The defense took great pain to stop wideouts Stanley Shakespeare and Eddie Brown. But Miami countered by going to tight end Willie Smith (12 catches, two touchdowns) and halfback Bratton (seven catches, 169 yards).
Maryland went back to its more basic defenses in the second half, and they worked. Eddie Brown, who had been taunting Maryland's Donald Brown early in the game, was hit so hard by him in the second half that he dropped a sure touchdown when he took his eye off the ball to watch the defender.
Donald Brown jumped up and shouted, "I'm the baddest Brown on this field."
Defensive tackle Ted Chapman sprained a knee and tackle Tony Edwards got a hip pointer. Their status for the Clemson game will be determined later this week.
If the Terrapins can win one of their remaining two games, they may go to the Aloha Bowl in Honolulu Dec. 29, where they would probably play UCLA. Southern Methodist, like Maryland, dearly wants to play in Hawaii. With the Terrapins' basketball team beginning play there on Christmas Day in the Rainbow Classic and Maryland's gymnastic team competing in Hawaii at the same time, the scheduling would be ideal for the Terrapins.
But first, the Terrapins have to play Clemson, Saturday in Baltimore, and Virginia, Nov. 24 in Charlottesville. Maryland officials said yesterday they are expecting 60,000 for the Clemson game. And Dick Dull, the school's athletic director, said he could sell "10,000 more tickets if I had them" after what happened in Miami.
John Slaughter, the university chancellor, and his wife came to the team building yesterday and visited with many of the players. It was Slaughter, who at the end of the first half, said in the Orange Bowl press box, "Sit down and get ready for the greatest comeback ever."

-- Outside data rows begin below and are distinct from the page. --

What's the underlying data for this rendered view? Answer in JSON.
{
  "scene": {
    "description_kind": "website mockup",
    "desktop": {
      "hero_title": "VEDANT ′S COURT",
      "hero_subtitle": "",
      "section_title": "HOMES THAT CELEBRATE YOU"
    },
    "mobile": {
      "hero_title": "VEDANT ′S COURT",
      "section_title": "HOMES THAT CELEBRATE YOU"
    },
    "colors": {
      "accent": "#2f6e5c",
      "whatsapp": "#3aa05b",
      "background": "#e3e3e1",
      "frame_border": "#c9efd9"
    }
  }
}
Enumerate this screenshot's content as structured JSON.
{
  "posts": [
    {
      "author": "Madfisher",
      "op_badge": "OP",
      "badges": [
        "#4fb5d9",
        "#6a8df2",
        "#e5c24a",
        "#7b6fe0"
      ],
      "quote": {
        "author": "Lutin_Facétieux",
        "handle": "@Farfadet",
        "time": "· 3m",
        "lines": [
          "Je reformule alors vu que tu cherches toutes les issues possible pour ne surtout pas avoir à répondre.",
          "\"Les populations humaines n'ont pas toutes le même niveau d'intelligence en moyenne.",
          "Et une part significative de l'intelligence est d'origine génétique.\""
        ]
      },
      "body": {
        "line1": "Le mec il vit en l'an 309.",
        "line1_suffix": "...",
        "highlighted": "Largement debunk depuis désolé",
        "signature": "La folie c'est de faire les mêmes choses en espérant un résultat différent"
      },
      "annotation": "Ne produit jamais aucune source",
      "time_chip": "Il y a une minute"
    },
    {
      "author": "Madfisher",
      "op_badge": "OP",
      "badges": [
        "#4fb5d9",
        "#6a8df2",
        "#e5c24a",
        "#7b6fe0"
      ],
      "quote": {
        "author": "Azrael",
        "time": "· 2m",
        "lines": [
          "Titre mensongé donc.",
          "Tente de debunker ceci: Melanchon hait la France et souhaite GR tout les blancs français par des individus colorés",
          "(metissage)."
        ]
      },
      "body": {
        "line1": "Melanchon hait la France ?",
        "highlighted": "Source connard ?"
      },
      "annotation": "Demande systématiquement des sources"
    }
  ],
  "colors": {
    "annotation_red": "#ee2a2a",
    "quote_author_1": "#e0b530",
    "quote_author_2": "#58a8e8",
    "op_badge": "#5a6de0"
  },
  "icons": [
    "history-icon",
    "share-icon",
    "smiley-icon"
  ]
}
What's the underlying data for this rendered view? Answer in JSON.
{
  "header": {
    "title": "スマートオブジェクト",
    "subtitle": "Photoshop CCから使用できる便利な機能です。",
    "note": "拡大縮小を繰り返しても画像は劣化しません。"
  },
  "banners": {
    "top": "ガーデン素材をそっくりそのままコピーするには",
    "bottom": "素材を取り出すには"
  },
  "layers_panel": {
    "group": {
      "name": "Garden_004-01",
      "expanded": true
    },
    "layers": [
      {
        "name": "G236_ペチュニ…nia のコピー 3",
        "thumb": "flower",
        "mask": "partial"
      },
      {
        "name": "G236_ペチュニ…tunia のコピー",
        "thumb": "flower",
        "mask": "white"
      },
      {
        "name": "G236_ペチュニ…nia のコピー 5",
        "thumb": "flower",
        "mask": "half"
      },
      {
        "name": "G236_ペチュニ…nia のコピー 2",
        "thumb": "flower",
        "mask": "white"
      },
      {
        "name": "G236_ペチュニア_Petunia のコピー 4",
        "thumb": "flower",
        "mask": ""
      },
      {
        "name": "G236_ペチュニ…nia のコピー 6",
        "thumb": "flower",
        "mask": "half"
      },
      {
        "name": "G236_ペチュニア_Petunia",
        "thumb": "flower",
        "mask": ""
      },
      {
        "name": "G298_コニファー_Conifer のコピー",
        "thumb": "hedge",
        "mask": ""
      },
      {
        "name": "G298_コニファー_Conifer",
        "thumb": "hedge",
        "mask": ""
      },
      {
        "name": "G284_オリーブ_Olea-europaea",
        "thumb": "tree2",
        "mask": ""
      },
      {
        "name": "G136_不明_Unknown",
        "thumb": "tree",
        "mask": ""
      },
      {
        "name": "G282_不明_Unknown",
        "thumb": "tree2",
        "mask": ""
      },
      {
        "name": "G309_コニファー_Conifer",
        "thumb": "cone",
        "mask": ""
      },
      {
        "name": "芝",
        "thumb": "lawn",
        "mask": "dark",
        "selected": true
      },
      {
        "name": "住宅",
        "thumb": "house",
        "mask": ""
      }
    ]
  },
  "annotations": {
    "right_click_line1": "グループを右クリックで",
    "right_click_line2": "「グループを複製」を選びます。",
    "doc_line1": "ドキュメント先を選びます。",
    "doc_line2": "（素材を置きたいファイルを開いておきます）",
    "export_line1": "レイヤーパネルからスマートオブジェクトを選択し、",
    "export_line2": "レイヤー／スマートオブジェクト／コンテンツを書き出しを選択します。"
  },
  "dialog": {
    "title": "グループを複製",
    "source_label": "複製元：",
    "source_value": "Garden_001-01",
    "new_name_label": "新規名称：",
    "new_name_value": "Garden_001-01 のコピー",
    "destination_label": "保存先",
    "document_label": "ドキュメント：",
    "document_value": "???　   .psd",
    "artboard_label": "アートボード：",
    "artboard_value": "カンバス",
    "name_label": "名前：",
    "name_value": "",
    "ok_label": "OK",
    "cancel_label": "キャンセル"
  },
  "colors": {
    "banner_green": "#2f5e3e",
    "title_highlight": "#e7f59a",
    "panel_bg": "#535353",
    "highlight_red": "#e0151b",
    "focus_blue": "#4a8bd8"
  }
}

Several bowls are interested in Virginia, following its 45-0 shutout of North Carolina State in Charlottesville. The Citrus, Peach and Hall of Fame are the primary bowls still seeking the Cavaliers as they move into Saturday's Atlantic Coast Conference game at North Carolina.